▸ Dataset rows for apps and sites:
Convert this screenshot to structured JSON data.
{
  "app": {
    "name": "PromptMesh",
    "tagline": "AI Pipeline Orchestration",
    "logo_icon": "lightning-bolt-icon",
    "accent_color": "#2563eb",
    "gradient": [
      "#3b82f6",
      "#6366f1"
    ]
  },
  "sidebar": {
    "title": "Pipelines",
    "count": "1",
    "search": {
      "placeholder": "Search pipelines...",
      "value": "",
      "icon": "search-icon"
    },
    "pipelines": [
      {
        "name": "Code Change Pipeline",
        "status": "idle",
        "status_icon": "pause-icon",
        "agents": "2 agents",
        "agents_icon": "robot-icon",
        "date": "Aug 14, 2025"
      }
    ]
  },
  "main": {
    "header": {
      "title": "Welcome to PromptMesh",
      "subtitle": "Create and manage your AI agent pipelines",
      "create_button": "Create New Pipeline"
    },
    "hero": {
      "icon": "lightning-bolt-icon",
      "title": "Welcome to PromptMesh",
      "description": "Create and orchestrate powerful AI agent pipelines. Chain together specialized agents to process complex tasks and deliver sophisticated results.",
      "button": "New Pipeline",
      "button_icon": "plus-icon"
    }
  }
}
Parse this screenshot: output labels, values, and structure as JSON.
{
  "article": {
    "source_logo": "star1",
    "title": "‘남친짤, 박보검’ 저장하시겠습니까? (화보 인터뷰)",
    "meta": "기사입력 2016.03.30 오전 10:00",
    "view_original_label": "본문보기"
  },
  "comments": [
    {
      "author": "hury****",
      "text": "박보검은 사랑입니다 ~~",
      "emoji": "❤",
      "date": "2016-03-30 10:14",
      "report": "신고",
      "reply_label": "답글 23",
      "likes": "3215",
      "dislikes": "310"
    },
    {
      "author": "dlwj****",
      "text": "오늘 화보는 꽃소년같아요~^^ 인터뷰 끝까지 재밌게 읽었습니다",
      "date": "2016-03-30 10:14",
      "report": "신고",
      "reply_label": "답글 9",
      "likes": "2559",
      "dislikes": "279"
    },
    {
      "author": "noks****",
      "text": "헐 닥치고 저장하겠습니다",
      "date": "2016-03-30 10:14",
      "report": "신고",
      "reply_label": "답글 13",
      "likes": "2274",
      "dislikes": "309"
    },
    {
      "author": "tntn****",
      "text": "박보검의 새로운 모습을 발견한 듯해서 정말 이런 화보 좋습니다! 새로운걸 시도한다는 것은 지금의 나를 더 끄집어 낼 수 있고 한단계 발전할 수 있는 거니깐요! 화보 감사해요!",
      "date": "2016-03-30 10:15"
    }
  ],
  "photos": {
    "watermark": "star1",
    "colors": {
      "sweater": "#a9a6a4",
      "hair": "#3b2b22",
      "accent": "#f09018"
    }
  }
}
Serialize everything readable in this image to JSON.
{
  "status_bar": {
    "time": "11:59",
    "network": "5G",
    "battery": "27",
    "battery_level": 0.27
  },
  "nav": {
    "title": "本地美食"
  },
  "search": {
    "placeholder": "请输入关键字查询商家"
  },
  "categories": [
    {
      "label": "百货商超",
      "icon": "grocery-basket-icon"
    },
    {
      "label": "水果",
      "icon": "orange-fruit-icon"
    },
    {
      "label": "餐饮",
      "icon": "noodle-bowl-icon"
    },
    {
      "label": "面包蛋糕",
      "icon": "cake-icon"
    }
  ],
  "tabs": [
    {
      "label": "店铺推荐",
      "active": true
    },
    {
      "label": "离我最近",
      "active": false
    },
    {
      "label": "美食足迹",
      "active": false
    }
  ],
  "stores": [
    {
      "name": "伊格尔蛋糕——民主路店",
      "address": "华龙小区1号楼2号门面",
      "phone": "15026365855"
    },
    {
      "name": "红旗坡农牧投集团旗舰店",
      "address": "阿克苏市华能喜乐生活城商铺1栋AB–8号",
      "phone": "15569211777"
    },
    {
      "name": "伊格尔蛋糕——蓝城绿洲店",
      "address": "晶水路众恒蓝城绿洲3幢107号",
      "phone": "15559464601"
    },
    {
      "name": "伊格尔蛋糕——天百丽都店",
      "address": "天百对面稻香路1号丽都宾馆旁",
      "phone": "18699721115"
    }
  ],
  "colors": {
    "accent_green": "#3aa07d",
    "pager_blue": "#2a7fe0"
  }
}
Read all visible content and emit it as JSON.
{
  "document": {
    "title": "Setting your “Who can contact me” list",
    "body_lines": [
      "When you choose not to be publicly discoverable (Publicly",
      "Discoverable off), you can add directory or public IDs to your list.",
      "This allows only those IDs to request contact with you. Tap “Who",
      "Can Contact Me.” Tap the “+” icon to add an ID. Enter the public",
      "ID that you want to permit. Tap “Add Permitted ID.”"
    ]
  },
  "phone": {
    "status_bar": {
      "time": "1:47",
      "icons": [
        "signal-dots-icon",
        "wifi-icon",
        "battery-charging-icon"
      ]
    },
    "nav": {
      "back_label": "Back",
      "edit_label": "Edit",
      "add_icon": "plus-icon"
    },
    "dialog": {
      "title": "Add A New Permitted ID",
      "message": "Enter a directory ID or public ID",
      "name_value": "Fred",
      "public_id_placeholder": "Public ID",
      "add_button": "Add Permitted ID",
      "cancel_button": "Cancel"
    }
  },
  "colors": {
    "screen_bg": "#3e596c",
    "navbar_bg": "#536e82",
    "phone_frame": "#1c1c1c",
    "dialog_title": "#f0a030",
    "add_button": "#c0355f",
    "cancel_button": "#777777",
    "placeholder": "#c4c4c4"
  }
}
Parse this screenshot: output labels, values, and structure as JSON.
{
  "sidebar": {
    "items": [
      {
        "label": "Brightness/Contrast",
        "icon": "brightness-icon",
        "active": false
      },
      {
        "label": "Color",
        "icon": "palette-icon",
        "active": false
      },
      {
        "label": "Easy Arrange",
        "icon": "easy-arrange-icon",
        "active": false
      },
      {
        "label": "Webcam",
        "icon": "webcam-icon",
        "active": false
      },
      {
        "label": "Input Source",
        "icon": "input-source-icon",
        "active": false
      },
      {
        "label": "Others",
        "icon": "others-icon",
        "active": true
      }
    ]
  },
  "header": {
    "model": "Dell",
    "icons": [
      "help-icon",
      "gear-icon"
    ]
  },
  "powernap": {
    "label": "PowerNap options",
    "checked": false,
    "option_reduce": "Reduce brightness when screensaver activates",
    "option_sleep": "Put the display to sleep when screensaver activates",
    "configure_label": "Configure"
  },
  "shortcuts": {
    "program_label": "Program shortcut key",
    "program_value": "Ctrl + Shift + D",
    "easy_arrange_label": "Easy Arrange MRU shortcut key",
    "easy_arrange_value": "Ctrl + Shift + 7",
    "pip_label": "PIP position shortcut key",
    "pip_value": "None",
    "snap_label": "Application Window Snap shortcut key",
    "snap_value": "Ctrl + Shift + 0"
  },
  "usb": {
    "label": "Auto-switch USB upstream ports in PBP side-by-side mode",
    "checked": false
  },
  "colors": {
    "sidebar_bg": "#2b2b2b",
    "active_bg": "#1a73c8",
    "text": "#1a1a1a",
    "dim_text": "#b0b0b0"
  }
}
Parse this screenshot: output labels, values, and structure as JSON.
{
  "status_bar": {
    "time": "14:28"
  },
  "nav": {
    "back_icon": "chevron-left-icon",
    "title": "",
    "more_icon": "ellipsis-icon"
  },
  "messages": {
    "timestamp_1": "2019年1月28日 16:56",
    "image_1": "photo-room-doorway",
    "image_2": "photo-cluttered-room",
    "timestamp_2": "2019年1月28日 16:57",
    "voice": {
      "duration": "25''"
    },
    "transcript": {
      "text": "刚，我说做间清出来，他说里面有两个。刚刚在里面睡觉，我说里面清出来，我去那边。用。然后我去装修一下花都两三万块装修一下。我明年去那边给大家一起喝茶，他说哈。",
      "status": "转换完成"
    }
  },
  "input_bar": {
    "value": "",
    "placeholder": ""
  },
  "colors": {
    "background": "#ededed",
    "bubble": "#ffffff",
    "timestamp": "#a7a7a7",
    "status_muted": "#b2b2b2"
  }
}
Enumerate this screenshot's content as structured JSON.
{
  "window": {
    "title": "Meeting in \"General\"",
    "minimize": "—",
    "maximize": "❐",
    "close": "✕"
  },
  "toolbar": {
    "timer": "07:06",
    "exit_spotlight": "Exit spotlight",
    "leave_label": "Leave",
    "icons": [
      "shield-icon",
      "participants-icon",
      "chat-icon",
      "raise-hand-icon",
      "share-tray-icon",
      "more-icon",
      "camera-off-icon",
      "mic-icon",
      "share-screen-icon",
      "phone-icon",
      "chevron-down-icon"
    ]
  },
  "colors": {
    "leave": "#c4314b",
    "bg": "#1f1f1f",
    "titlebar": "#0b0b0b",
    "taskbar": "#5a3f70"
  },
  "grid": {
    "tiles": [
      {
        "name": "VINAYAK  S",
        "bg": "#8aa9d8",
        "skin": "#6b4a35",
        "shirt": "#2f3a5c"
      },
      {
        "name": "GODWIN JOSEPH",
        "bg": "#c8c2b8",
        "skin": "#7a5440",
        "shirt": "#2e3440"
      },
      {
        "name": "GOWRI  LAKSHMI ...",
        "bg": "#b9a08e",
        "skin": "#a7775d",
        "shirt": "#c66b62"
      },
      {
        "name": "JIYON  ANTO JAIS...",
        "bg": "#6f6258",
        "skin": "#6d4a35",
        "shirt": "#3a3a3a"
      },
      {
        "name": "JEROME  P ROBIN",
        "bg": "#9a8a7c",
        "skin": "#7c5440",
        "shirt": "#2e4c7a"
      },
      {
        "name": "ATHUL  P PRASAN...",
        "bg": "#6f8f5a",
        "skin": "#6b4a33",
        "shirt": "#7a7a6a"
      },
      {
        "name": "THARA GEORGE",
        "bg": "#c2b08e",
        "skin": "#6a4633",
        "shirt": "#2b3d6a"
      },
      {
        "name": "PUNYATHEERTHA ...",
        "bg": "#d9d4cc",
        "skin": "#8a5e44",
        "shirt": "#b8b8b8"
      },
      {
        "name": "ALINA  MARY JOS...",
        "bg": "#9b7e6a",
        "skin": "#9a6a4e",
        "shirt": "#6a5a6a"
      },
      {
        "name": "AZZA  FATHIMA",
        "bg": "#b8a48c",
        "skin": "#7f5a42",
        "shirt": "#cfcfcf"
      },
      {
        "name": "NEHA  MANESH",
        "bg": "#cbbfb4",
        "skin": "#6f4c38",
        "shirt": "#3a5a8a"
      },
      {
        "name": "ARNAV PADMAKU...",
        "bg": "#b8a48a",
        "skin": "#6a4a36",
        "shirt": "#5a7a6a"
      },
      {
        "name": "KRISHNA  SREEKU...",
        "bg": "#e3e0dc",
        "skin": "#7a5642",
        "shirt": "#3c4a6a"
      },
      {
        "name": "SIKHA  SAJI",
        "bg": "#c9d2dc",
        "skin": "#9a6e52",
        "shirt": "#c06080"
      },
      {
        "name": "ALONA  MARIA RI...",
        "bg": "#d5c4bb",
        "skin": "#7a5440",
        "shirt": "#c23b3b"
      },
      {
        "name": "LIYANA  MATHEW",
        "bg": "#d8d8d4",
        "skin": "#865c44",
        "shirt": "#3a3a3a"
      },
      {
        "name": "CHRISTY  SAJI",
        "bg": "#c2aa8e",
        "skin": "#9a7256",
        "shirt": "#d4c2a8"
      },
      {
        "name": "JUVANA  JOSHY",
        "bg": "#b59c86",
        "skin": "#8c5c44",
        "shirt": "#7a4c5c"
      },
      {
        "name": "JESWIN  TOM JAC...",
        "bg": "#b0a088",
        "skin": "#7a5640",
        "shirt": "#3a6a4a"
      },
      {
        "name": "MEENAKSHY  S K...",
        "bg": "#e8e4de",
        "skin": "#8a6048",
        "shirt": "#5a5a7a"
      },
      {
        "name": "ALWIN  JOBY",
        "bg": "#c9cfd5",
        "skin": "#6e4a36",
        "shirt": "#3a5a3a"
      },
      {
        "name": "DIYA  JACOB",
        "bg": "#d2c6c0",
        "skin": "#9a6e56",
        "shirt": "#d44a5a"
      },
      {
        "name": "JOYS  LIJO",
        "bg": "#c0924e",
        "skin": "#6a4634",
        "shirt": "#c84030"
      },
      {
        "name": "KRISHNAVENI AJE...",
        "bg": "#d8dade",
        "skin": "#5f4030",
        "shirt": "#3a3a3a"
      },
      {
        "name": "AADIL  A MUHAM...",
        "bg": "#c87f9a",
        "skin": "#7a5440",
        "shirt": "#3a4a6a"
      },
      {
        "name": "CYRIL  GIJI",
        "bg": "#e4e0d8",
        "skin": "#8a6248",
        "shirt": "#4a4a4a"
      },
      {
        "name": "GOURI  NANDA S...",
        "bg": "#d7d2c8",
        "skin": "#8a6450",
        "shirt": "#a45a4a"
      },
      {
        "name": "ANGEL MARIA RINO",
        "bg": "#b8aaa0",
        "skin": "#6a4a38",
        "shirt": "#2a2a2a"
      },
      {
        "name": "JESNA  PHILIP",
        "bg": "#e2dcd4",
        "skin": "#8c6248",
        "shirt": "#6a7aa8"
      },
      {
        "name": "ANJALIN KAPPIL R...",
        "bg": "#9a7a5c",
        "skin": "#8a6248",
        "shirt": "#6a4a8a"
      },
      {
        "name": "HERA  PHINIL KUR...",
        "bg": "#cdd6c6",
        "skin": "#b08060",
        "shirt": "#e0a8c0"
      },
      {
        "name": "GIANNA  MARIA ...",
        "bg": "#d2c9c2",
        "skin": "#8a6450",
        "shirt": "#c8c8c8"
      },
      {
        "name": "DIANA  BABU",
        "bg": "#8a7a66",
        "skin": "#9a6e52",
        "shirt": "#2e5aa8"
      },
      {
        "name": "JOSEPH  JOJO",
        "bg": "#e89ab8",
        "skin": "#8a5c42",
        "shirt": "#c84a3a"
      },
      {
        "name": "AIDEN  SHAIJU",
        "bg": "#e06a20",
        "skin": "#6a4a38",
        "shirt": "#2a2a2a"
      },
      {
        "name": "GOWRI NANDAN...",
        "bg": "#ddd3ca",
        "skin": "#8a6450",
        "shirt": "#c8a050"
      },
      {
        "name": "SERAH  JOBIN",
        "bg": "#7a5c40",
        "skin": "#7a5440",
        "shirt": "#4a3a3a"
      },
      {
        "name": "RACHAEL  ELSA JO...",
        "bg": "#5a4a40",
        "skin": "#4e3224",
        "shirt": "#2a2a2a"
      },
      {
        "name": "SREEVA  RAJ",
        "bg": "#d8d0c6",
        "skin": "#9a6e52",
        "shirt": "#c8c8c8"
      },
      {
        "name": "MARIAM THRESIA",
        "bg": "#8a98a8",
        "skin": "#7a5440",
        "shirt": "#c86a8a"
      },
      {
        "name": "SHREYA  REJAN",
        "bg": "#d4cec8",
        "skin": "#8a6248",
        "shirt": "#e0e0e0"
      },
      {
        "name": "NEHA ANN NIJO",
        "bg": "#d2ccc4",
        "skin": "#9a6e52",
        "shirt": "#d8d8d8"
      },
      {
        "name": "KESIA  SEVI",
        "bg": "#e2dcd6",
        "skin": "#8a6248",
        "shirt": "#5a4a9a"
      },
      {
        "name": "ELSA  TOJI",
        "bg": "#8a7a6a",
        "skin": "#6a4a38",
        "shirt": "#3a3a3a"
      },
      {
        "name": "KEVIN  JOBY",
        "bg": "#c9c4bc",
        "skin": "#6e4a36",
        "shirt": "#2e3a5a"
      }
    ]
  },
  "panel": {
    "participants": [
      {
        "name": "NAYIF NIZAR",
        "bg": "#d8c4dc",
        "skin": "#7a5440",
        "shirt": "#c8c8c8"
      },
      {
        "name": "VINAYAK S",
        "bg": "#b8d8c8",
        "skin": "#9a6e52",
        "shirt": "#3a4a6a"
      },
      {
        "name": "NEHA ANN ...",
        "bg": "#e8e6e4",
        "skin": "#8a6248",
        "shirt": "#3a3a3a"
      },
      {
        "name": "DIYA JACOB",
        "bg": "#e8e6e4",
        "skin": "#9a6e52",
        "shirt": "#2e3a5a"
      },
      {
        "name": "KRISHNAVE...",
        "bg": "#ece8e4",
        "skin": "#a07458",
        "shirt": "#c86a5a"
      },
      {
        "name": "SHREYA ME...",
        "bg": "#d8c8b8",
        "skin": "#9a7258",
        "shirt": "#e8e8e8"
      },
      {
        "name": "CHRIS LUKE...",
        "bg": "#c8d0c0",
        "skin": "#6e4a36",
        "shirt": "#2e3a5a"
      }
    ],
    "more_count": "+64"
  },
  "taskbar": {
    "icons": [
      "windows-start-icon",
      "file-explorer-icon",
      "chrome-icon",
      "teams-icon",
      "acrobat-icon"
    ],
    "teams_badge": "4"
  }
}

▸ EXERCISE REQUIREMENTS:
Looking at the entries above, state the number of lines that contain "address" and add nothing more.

▸ OUTPUT FOR THIS TASK:
4